Staff recommends Option B – the centered option - as the best option to carry forward to a 60% design completion stage, given that the FAA and the City’s aviation consultants see the differences between the two options as subtle; that staff views differences between implementing the construction of either option as the same; and that there is significant community support, from both Santa Monica and Los Angeles, for the centered option.

 

The above recommendation is based on the consensus opinion that the relative advantages of either option in terms of taxiway configuration, or runway visibility from the ATC tower, or contiguous remainder parcel size, are minimal.

Staff agrees with the Airport Commission that there should be future discussion concerning any removal/reuse of the decommissioned runway.  However, there are potentially many options and issues to consider in dealing with use of the property no longer needed for the Airport with a shortened runway.  Anything that might be done with the decommissioned portion of the current runway would be a separate and independent project from the runway shortening to 3,500 feet. Any future decision has no bearing on or functional link to the issue of design for runway shortening and should be considered completely separately.

 

Financial Impacts and Budget Actions
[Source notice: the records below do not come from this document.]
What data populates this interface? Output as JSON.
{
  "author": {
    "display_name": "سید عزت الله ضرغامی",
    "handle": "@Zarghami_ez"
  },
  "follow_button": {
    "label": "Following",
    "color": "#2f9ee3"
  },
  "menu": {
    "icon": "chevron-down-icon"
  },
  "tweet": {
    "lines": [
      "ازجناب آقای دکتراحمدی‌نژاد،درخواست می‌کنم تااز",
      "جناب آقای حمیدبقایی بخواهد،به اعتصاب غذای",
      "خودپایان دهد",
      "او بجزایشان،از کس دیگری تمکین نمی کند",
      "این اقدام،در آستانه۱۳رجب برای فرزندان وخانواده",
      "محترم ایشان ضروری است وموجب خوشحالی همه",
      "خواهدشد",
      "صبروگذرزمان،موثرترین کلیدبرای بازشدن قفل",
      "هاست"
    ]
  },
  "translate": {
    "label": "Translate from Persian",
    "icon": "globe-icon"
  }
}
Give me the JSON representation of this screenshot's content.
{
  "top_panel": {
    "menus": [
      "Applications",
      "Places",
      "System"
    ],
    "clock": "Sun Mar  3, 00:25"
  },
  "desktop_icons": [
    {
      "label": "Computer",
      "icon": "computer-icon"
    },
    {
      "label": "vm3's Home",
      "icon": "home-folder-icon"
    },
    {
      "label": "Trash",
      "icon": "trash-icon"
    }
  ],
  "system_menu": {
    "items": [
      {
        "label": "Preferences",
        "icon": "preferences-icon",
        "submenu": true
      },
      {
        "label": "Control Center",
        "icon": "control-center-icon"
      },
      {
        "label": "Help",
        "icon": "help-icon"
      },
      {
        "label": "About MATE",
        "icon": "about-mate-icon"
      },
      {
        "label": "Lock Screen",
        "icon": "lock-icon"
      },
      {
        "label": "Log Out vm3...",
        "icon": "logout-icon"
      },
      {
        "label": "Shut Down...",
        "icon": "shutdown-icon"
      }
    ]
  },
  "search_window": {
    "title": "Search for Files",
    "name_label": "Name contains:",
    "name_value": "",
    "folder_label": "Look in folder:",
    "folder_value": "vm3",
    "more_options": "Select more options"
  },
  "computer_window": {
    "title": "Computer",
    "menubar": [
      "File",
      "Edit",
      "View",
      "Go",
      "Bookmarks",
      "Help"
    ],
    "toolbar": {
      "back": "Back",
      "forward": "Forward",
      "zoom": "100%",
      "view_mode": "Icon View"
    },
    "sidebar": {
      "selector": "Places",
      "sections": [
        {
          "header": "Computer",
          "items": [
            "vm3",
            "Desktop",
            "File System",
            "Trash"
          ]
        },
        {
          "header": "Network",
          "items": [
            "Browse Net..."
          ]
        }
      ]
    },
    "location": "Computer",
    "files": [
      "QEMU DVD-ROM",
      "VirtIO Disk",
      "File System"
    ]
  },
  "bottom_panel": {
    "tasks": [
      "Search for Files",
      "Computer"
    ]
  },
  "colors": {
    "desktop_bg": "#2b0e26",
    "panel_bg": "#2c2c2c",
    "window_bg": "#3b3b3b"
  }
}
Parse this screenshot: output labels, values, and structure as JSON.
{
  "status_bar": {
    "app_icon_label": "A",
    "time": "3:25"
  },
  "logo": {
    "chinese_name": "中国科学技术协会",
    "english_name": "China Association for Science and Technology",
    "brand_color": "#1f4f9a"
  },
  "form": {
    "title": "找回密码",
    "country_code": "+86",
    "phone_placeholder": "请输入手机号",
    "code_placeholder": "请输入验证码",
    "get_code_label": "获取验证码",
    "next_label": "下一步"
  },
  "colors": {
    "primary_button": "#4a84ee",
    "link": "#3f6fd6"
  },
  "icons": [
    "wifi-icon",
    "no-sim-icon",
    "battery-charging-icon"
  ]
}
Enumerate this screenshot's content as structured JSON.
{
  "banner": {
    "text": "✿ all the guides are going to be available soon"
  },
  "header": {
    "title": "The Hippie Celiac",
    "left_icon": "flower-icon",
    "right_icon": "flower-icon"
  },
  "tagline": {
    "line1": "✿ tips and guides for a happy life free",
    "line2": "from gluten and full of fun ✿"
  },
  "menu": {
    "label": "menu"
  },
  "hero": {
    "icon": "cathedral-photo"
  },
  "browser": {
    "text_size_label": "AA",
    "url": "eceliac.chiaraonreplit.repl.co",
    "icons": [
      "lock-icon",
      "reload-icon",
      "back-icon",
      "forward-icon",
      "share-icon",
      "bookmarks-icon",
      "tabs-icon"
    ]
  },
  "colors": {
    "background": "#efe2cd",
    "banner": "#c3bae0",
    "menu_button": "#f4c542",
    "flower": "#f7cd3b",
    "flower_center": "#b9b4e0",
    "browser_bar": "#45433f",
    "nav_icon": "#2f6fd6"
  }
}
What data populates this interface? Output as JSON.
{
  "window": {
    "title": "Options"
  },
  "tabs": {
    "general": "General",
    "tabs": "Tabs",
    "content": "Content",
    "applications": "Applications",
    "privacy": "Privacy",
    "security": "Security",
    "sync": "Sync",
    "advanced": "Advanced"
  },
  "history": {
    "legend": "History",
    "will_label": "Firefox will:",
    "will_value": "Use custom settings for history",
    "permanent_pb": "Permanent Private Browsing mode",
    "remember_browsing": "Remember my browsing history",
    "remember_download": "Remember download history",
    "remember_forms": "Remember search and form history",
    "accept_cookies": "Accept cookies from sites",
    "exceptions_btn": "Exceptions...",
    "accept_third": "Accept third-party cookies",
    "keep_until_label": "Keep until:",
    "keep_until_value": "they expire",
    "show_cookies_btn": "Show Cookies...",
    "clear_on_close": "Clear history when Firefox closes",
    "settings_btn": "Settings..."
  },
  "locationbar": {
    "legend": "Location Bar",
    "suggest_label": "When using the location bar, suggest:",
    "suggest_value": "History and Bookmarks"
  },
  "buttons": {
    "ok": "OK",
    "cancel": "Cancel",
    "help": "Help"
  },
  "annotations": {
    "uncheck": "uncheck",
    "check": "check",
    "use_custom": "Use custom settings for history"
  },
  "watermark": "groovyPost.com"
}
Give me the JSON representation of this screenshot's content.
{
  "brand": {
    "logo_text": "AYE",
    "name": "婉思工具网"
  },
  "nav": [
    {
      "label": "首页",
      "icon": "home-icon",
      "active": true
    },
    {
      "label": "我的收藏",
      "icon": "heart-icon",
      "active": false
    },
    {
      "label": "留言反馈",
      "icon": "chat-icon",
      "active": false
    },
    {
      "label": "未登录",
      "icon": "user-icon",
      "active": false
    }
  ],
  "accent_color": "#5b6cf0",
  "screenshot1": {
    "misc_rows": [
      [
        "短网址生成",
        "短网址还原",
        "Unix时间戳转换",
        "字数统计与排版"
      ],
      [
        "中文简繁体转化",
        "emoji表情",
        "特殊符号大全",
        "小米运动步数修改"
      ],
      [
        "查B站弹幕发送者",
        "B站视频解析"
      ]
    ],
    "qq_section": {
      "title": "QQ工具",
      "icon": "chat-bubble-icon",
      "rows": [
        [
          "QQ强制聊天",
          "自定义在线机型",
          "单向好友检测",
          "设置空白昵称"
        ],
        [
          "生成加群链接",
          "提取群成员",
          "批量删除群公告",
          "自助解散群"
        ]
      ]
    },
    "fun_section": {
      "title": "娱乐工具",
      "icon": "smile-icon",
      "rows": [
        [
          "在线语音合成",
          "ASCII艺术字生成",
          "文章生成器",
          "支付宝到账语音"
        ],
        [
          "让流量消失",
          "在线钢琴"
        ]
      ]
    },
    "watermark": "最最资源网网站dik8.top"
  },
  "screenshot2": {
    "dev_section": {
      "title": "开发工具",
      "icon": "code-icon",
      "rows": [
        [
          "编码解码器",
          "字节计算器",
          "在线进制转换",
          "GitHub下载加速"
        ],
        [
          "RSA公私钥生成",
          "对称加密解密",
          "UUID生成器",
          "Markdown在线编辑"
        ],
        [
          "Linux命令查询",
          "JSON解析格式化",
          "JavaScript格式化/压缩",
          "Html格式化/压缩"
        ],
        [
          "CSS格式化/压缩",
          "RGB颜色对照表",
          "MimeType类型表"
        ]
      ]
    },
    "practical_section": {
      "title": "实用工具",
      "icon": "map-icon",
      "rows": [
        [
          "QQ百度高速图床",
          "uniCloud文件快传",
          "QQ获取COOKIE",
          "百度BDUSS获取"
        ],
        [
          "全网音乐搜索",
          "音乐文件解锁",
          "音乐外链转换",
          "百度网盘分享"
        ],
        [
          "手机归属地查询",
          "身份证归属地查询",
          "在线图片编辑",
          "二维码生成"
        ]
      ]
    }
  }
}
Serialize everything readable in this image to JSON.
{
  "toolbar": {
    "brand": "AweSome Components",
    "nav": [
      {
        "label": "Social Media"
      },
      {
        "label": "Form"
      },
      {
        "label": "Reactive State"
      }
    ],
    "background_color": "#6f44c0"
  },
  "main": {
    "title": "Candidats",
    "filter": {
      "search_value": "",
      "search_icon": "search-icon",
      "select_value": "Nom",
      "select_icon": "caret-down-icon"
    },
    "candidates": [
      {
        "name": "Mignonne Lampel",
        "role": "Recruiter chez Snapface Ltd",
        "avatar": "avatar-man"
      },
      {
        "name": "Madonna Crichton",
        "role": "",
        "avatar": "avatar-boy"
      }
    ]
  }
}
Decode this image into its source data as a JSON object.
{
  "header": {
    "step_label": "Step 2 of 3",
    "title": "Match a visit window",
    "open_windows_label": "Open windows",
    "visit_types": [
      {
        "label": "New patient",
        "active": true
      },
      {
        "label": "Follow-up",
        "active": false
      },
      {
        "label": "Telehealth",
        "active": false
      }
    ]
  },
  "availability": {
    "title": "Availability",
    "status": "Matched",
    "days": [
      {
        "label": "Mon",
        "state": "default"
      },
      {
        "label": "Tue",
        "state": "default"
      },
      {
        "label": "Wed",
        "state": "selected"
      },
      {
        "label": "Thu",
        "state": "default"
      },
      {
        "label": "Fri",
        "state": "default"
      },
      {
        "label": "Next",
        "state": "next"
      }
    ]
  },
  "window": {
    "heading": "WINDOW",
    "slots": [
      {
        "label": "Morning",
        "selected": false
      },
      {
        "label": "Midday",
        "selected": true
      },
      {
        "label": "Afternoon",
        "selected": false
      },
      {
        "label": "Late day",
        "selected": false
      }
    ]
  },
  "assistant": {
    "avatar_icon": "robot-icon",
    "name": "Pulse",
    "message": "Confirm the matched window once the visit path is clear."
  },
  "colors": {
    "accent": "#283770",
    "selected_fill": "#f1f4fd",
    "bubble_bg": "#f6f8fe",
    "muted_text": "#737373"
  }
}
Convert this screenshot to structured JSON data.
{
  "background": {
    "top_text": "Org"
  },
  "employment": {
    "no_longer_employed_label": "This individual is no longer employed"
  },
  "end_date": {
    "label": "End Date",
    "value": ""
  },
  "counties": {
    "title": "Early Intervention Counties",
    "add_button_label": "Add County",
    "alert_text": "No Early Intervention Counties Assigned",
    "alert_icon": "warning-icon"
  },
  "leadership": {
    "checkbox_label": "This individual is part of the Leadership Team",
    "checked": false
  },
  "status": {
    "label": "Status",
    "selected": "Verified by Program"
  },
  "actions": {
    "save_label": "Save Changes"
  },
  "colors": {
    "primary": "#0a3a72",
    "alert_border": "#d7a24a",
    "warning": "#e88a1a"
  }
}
There is no immediate financial impact or budget action necessary as a result of the recommended actions. Once the preferred option for runway shortening is identified by City Council, staff and AECOM will continue development of the preferred option to a level, typically 60% complete design, whereupon a Guaranteed Maximum Price (GMP) to complete design and construction can be confidently established. Staff will return to Council for approval of the GMP and Design-Build Agreement by or before August 22, 2017 to complete the runway shortening construction by December 2017.